At Wells Fargo, $4.5 billion of home equity balances will reset in 2014 and another $25.9 billion will reset between 2015 and 2017. At Citigroup, $1.3 billion in home equity lines of credit will reset in 2014 and another $14.8 billion will reset between 2015 and 2017.


A foreclosure case involving a home equity line of credit may be more difficult to defend than a traditional foreclosure of a standard uniform residential mortgage. In most HELOC loans, there is usually a Borrower Agreement instead of a traditional Note. In addition, the Mortgage does not have as many pages including “Built-in defenses.” Most notably, most HELOC mortgages do not require the lender send a Notice of Default and opportunity to cure prior to commencing a foreclosure case.

In a standard uniform mortgage, Paragraph 22 of the Mortgage requires that the lender provide a very specific notice with very specific language notifying the borrower of their rights and opportunity to cure the default prior to the acceleration of the mortgage and the commencement of the foreclosure proceeding. The bank must prove that they satisfied this “condition precedent” in the foreclosure case prior to obtaining a final judgment of foreclosure. Often times, the letter is not sent, the language in the letter is improper, the letter is not sent timely or the letter does not provide adequate time to cure.


While it may be more difficult to defend a mortgage foreclosure action involving a second mortgage or home equity line of credit (HELOC), Borrowers should definitely retain the services of a knowledgeable and experienced foreclosure litigation attorney. As the Borrower, you still have the right to defend / litigate the action making the bank prove their case. While there aren’t as many defenses that can be raised, there are still available defenses that can be utilized. The foreclosure of a second mortgage can actually be an opportunity to create equity in your property. For example, if you have a $300,000 first mortgage and a $100,000 second mortgage or home equity line of credit (HELOC) and the property is worth $400,000 (or the same as the first and second mortgage), it is possible to negotiate a reduced payoff with the HELOC to actually create equity in the property. This reduced payoff can be in a lump sum or via a payment plan. In addition, these payments will not start until you are ready to finalize the settlement.

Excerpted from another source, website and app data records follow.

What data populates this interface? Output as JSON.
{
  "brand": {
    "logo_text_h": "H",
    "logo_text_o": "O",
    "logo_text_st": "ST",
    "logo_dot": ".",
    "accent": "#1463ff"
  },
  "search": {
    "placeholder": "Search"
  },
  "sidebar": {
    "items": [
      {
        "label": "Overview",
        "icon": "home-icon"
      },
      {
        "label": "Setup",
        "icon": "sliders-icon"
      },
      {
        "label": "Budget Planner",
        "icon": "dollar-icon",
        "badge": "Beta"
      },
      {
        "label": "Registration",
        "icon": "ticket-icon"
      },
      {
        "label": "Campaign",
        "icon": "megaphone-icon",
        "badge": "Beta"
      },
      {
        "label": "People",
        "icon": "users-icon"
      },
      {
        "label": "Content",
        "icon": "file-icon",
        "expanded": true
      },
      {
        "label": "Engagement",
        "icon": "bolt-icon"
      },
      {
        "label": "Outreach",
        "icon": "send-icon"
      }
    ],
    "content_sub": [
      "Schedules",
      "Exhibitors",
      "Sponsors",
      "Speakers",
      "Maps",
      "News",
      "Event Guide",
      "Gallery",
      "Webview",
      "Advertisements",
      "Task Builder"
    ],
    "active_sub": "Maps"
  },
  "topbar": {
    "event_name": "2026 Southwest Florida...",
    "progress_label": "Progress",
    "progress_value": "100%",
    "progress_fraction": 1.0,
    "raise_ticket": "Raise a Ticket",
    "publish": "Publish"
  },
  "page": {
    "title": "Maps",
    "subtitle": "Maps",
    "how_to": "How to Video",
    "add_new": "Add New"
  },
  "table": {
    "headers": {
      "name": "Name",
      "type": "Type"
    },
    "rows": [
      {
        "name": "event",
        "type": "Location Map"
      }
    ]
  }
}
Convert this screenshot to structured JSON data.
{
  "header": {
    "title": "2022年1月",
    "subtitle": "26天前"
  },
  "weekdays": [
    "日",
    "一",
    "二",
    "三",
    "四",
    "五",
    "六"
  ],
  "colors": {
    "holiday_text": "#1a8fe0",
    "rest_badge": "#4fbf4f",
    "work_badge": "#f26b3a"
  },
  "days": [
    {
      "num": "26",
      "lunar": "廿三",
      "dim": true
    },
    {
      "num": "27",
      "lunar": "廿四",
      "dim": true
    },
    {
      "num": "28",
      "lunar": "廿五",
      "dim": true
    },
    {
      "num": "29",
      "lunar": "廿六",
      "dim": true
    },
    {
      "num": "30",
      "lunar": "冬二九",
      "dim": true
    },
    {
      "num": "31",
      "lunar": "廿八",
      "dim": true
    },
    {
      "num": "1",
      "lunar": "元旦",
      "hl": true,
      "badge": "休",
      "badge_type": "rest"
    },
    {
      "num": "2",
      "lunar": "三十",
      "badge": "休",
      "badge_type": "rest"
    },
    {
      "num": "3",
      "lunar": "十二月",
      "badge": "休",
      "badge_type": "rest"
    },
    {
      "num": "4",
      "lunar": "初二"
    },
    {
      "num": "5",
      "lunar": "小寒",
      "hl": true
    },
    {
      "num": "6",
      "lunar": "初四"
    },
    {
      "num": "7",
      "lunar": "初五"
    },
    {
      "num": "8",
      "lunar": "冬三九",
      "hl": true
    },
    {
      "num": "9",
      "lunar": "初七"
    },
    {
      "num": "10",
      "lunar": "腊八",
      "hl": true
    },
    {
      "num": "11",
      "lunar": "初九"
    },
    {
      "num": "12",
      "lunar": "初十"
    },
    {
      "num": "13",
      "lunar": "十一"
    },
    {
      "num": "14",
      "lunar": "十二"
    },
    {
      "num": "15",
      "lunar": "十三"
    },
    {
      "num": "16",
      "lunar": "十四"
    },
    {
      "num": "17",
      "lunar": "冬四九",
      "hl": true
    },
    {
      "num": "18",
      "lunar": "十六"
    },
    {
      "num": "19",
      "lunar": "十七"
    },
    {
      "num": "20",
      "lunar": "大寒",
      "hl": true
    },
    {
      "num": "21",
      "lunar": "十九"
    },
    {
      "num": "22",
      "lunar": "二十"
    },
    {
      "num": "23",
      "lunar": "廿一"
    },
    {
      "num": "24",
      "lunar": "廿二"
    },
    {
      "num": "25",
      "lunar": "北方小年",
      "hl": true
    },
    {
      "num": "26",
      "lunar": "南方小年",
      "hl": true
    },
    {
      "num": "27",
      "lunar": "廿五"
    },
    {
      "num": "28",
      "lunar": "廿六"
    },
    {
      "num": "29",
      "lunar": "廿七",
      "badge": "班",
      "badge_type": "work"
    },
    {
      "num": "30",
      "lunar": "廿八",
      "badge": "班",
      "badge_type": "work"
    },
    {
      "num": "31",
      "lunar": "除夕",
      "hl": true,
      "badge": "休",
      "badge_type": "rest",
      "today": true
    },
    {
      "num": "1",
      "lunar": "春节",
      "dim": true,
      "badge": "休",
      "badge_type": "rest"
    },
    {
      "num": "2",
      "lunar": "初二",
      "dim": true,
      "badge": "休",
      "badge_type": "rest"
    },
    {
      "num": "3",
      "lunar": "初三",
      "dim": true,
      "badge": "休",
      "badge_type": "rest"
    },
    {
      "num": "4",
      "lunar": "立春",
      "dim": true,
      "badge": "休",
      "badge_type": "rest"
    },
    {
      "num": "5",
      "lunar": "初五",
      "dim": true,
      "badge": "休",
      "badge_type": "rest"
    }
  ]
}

The attorneys and staff at the Neustein Law Group, PA have been defending foreclosures longer than most any other firm in the state of Florida. Neustein Law Group, PA is a boutique commercial litigation firm headquartered in Aventura, FL in Miami-Dade County and has convenient satellite offices twenty minutes from wherever you are in Miami-Dade County, Fort Lauderdale in Broward County, Boca Raton and West Palm Beach in Palm Beach County and throughout the state of Florida. Their direct phone number is 305-531-2545 or (888)400-ATTY. Website is